2. Coin casting

Up to the late nineteenth century, all Chinese coins were cast, in adherence to the technological tradition that went back to the Chinese bronze age. For the large-style casting of coins, founding technology and organization were particularly important. Both depended not only on the implementation of the emperors' instructions, but also on the efficiency of the economic system. Quality control and counterfeiting were severe and continuous problems. In order to put together a better picture of casting technology and organization, we will carry out a detailed analysis of coin founding techniques and calculate technological parameters based on the study of archival documents. In the case of the metropolitan mints, regulations and precedents have survived, and these materials will be helpful in solving our questions.

3. Alloys

The materials for coin casting were two main metals, namely copper and zinc, and two additional metals, namely lead and tin. The prices of these four different metals differed considerably, with copper being the most expensive. For this reason, mint workers tended to use more zinc or lead, while reducing the copper content in order to obtain an additional income by selling some of the copper clandestinely. Counterfeit coins always contained a relatively high proportion of the cheaper metals. Although the central government repeatedly issued strict regulations for the proportions of the alloy, profit-seeking behaviour meant that proportions were often changed arbitrarily by the mints.

With the help of special marks on each coin, we can determine the mint in which a specific coin was cast. By then analysing the chemical components of the coins, we will be able to evaluate the quality of the coinage of individual mints. At the same time, price studies will provide us with the information needed to assess the extent of costs saved and how high the profits were that mint workers or their supervising officials obtained through their fraud. Thus, some educated guesses can be made about profits derived from counterfeiting.

4. Provenance

While mint metals were mostly procured from Southwestern China through the eighteenth and nineteenth centuries, in the late seventeenth century, copper was imported from Japan.
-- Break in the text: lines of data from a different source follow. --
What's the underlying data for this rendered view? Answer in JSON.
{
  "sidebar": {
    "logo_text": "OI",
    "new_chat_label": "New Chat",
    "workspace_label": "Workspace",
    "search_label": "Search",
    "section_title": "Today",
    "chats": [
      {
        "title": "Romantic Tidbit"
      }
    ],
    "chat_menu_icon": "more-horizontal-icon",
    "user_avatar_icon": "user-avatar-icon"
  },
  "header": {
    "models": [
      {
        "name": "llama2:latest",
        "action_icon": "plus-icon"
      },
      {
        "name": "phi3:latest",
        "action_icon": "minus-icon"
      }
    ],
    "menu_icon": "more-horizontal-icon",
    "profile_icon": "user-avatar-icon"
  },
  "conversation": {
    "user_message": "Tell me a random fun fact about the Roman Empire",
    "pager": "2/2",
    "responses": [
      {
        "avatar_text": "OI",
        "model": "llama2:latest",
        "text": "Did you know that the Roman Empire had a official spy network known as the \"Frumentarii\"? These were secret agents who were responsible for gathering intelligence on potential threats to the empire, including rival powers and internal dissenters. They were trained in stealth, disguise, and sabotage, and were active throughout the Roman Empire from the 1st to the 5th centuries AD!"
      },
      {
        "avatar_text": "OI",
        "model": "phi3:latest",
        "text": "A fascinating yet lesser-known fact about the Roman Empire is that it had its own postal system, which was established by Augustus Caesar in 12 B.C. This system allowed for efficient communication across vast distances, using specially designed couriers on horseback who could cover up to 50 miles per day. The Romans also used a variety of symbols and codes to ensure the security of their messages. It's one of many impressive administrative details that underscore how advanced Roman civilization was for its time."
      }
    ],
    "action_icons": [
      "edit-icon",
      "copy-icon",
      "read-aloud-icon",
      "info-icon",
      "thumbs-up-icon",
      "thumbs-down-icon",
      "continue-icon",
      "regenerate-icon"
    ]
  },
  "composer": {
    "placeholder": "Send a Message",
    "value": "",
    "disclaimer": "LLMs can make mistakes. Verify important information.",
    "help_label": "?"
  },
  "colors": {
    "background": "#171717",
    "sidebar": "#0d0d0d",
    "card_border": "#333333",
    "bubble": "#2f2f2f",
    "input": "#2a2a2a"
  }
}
In addition, large amounts of bronze and brass utensils were melted down for coinage.

Lead isotope studies, a fingerprint of the source of some metals, will be used to distinguish the provenience of the metals used in a certain number of mints. The results of this laboratory work will help us in establishing the metal supply system of these mints.

Structure of the project

The project outlined above is laid out for four years. The scale and depth of the investigations largely depends on the amount of source material that we will be able to acquire. In early summer 2005, Mr. Wang Xianguo, an M.A. candidate of my institute, will start work on the coin alloys. A doctoral candidate at the Chinese University of Science and Technology in Hefei will undertake the research on smelting technology. In addition, we expect three or more postgraduate students to join this project with work on more specific issues within the next couple of years.

Professor Zhou Weirong, a specialist in metallurgy and vice-director of the Chinese Numismatic Museum in Beijing, intends to join the project to study aspects of zinc smelting and coin alloys. I myself will concentrate on the founding technology used for coin production.